I don’t think any readers of this blog have been living in a cave for the last 25+ years, but if you have, one of the most popular comic strips in the USA is Dilbert, written by Scott Adams. The strip usually depicts life (if it can be called that) as a software engineer in a large company.
This week, one of the characters – ok, THE laziest character – Wally, says something that results in a product that makes lots of money for the company and a likely promotion for Wally. You can see the strips here, here, here and here.
Being a patent attorney, I couldn’t but help find interesting (after my laughter subsided) the fact that Wally gets credit for inventing something, even though it’s clear that it was Dilbert who came up with the idea (conception), and built the prototype (actual reduction to practice). Legally, the fact that it was Wally’s comments that inspired Dilbert are of no import: it was Dilbert who saw how two “problems” could in fact be mutual solutions for each other, and who conceived of a way to implement those mutual solutions. So Dilbert is the inventor here, and Wally isn’t. But from the get-go, Dilbert gives Wally credit, which Wally is more than happy to take.
That the strip would play out this way suggests that for all his brilliance as a comic strip writer, and, presumably, as someone who knows something about copyright (Mr. Adams has a very nice sized bank account thanks to syndication and royalties from the Dilbert strip and related books, mugs, etc.; the Dilbert site itself allows you to buy rights to reproduce individual comic strips in certain contexts), Mr. Adams has a poorer understanding of patent law. Or maybe, giving him the benefit of the doubt, he just understands common misperceptions about patent law, and puts those misperceptions into Dilbert’s world. Either way, it’s clear that people who live with inventors and patents day in and day out could be doing a better job teaching people not involved in this area how patents work and why they’re important.

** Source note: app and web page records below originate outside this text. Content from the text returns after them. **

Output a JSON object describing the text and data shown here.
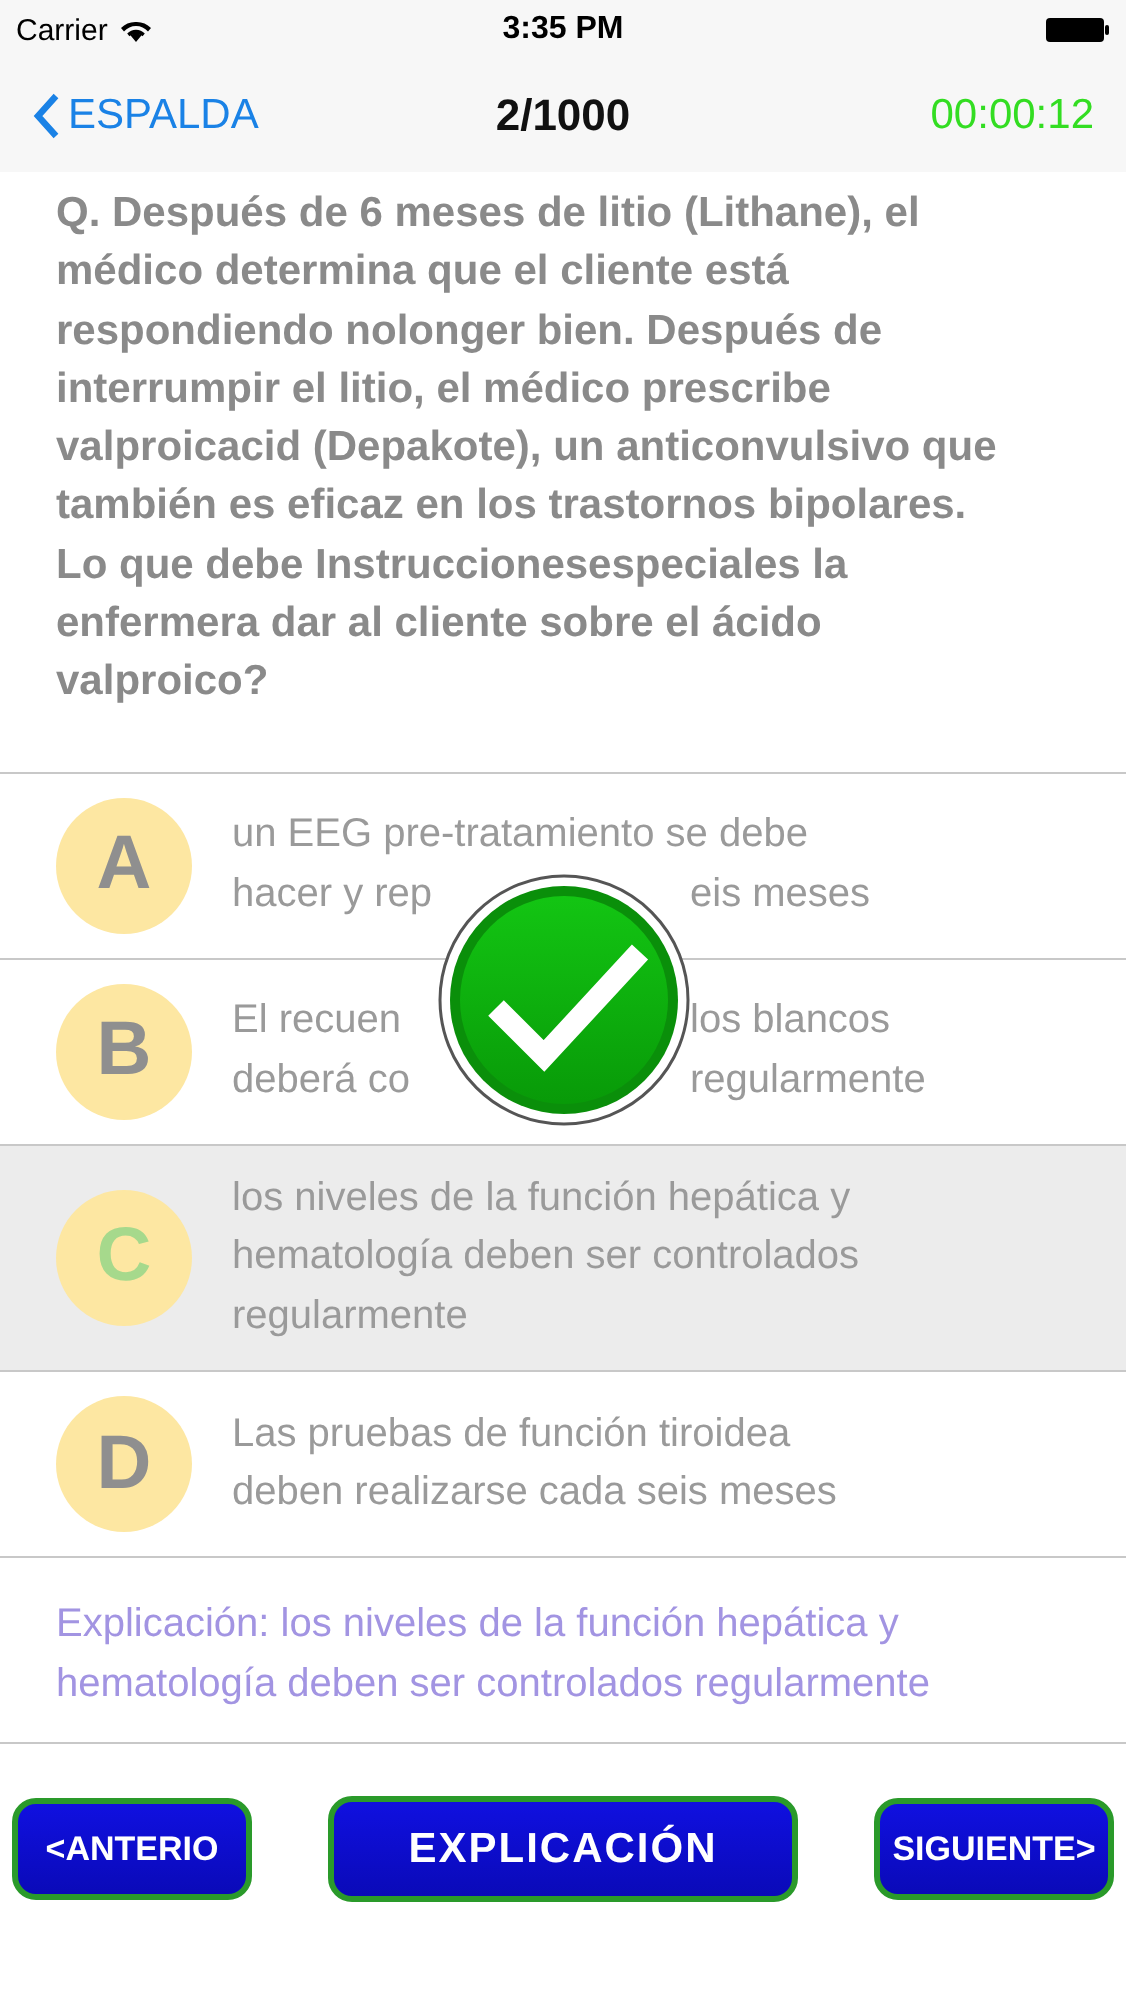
{
  "status_bar": {
    "carrier": "Carrier",
    "time": "3:35 PM"
  },
  "nav": {
    "back": "ESPALDA",
    "counter": "2/1000",
    "timer": "00:00:12"
  },
  "question": "Q. Después de 6 meses de litio (Lithane), el médico determina que el cliente está respondiendo nolonger bien. Después de interrumpir el litio, el médico prescribe valproicacid (Depakote), un anticonvulsivo que también es eficaz en los trastornos bipolares. Lo que debe Instruccionesespeciales la enfermera dar al cliente sobre el ácido valproico?",
  "options": [
    {
      "letter": "A",
      "correct": false,
      "lines": [
        [
          "un EEG pre-tratamiento se debe"
        ],
        [
          "hacer y rep",
          "eis meses"
        ]
      ]
    },
    {
      "letter": "B",
      "correct": false,
      "lines": [
        [
          "El recuen",
          "los blancos"
        ],
        [
          "deberá co",
          "regularmente"
        ]
      ]
    },
    {
      "letter": "C",
      "correct": true,
      "lines": [
        [
          "los niveles de la función hepática y"
        ],
        [
          "hematología deben ser controlados"
        ],
        [
          "regularmente"
        ]
      ]
    },
    {
      "letter": "D",
      "correct": false,
      "lines": [
        [
          "Las pruebas de función tiroidea"
        ],
        [
          "deben realizarse cada seis meses"
        ]
      ]
    }
  ],
  "feedback": {
    "kind": "correct"
  },
  "explanation": "Explicación: los niveles de la función hepática y hematología deben ser controlados regularmente",
  "buttons": [
    {
      "label": "<ANTERIO",
      "kind": "side"
    },
    {
      "label": "EXPLICACIÓN",
      "kind": "main"
    },
    {
      "label": "SIGUIENTE>",
      "kind": "side"
    }
  ]
}
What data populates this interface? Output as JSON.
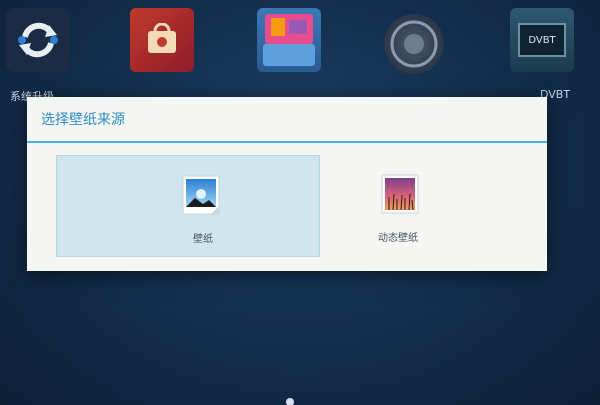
{
  "launcher": {
    "apps": [
      {
        "label": "系统升级",
        "icon": "sync-icon"
      },
      {
        "label": "",
        "icon": "store-icon"
      },
      {
        "label": "",
        "icon": "files-icon"
      },
      {
        "label": "",
        "icon": "settings-icon"
      },
      {
        "label": "DVBT",
        "icon": "tv-icon"
      }
    ],
    "dvbt_screen_text": "DVBT"
  },
  "dialog": {
    "title": "选择壁纸来源",
    "options": [
      {
        "label": "壁纸",
        "icon": "wallpaper-image-icon",
        "selected": true
      },
      {
        "label": "动态壁纸",
        "icon": "live-wallpaper-icon",
        "selected": false
      }
    ]
  },
  "colors": {
    "accent": "#45b2e0",
    "title": "#2c8ec4",
    "selected_bg": "#cfe6ee",
    "dialog_bg": "#f5f5f3"
  }
}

Since the Dilbert strip can’t leave us hanging with the possibility of a promotion for Wally, there’s going to be at least one more installment in this story, and I envision two possible outcomes. One is that the company gets hit with a product liability suit and drops the product. The other is that the company didn’t bother filing a patent application and gets driven from the market by a cheap knock-off from Elbonia. One way or another, Wally’s promotion vaporizes.